►

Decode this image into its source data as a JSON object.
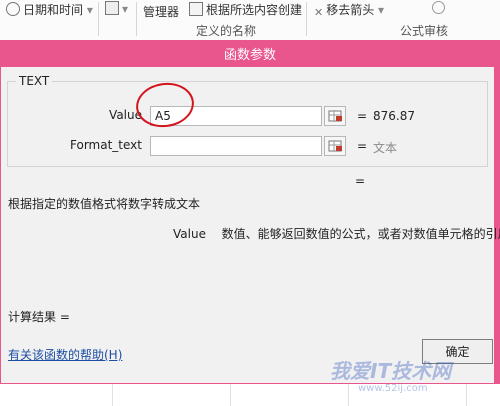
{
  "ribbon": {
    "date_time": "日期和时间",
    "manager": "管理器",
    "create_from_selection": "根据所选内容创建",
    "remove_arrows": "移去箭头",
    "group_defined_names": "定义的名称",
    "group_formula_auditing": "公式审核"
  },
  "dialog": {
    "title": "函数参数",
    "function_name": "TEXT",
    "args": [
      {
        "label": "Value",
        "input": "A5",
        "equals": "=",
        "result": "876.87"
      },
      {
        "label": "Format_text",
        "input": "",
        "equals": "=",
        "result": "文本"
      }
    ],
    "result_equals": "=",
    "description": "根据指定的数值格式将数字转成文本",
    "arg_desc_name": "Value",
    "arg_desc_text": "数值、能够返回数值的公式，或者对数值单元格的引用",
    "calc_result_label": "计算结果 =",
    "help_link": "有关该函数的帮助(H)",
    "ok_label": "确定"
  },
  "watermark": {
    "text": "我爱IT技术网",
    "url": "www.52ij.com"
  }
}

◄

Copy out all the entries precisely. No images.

Decode this image into its source data as a JSON object.
{
  "ribbon": {
    "date_time": "日期和时间",
    "manager": "管理器",
    "create_from_selection": "根据所选内容创建",
    "remove_arrows": "移去箭头",
    "group_defined_names": "定义的名称",
    "group_formula_auditing": "公式审核"
  },
  "dialog": {
    "title": "函数参数",
    "function_name": "TEXT",
    "args": [
      {
        "label": "Value",
        "input": "A5",
        "equals": "=",
        "result": "876.87"
      },
      {
        "label": "Format_text",
        "input": "",
        "equals": "=",
        "result": "文本"
      }
    ],
    "result_equals": "=",
    "description": "根据指定的数值格式将数字转成文本",
    "arg_desc_name": "Value",
    "arg_desc_text": "数值、能够返回数值的公式，或者对数值单元格的引用",
    "calc_result_label": "计算结果 =",
    "help_link": "有关该函数的帮助(H)",
    "ok_label": "确定"
  },
  "watermark": {
    "text": "我爱IT技术网",
    "url": "www.52ij.com"
  }
}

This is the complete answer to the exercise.